**The problem**
Show each line of the entries below in which the word "amount" appears.

Items from an interface collection:
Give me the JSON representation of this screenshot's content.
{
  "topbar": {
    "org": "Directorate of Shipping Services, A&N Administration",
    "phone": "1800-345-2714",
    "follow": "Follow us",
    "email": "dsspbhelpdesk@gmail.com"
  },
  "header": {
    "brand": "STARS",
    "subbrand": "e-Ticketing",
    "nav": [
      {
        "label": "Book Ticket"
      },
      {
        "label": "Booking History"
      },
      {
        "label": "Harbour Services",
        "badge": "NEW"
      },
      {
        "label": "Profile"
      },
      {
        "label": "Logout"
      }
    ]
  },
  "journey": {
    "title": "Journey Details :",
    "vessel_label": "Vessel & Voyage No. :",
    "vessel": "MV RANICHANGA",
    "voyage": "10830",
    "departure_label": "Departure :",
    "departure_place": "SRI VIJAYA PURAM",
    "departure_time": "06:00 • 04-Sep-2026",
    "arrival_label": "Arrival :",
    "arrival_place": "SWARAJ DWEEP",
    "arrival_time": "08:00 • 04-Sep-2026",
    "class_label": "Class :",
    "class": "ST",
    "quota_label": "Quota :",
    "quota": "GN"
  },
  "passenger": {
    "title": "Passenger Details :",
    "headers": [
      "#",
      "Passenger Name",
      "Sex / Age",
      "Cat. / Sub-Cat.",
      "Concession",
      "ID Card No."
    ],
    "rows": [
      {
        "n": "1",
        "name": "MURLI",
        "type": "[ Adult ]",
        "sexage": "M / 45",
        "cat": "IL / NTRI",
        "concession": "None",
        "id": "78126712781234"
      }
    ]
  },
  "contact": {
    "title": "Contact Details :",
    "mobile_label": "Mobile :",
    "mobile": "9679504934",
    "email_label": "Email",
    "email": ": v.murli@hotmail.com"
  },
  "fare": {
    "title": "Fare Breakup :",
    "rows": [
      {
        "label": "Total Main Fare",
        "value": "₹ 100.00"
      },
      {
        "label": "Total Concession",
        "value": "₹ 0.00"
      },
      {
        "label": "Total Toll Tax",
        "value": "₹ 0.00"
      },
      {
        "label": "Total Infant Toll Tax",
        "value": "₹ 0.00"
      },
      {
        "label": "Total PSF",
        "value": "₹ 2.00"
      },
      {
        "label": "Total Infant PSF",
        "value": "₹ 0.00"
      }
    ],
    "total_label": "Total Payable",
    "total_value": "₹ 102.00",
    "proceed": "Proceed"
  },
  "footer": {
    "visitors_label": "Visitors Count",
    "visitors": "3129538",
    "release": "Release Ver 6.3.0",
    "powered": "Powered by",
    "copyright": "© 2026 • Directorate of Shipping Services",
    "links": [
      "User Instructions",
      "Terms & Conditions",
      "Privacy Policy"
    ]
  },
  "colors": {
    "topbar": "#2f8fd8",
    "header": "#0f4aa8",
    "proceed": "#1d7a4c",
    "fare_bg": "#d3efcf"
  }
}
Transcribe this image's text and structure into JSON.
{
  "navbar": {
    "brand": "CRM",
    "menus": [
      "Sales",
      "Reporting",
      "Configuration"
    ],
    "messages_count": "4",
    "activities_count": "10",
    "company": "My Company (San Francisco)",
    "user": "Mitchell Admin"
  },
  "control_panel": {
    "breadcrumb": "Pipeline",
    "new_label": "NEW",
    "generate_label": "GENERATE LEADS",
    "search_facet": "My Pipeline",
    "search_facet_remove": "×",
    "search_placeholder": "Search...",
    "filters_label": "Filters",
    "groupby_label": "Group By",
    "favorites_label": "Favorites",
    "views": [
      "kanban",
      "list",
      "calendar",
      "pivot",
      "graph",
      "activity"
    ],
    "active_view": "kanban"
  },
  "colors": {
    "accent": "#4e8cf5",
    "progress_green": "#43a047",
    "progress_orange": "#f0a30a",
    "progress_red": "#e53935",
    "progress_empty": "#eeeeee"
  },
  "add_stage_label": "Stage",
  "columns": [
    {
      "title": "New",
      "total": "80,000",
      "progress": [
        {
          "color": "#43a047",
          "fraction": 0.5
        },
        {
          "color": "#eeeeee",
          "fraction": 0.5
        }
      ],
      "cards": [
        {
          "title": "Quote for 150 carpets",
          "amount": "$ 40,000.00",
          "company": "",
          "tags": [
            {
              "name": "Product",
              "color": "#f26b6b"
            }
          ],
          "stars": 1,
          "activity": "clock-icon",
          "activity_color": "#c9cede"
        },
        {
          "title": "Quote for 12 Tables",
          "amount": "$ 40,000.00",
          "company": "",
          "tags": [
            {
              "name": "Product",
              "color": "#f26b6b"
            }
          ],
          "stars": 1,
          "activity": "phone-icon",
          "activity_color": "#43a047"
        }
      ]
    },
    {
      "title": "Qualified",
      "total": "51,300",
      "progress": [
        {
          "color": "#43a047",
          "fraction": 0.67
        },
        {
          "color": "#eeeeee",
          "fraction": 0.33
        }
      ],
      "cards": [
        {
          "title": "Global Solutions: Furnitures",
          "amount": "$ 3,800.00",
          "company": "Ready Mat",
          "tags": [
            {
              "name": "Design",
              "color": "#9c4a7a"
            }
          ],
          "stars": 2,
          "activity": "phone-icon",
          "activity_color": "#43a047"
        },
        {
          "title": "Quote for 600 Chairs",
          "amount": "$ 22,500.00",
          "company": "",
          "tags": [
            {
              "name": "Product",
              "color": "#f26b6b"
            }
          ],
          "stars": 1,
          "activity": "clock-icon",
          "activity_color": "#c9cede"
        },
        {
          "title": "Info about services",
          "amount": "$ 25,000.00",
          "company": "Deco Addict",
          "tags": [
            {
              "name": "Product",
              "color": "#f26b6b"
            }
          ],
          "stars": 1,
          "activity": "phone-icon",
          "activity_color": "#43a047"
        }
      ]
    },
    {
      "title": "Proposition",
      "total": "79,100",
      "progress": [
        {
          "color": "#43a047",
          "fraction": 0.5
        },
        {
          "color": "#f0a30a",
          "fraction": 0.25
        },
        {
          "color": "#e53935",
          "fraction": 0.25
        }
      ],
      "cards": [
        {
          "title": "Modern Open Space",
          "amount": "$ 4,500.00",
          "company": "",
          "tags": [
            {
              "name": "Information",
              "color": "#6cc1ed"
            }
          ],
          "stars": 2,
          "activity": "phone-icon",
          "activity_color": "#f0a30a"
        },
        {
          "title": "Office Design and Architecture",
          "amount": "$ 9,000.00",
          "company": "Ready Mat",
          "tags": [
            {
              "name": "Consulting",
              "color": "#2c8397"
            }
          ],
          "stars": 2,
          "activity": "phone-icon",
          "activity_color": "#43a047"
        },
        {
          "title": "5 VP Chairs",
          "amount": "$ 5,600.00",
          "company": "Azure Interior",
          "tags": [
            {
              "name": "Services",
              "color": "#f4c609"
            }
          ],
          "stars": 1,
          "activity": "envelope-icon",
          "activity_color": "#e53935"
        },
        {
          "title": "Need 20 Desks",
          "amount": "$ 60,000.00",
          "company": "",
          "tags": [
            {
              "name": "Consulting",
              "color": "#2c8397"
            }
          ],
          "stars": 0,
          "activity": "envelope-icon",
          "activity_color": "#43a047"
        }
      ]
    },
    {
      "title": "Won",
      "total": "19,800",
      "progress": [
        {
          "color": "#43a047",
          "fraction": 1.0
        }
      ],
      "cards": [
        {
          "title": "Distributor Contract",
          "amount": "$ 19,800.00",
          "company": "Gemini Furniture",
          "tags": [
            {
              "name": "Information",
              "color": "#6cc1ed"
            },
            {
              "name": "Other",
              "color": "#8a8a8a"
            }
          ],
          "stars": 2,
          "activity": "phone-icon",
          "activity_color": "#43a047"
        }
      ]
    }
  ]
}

**Expected answer**
          "amount": "$ 40,000.00",
          "amount": "$ 40,000.00",
          "amount": "$ 3,800.00",
          "amount": "$ 22,500.00",
          "amount": "$ 25,000.00",
          "amount": "$ 4,500.00",
          "amount": "$ 9,000.00",
          "amount": "$ 5,600.00",
          "amount": "$ 60,000.00",
          "amount": "$ 19,800.00",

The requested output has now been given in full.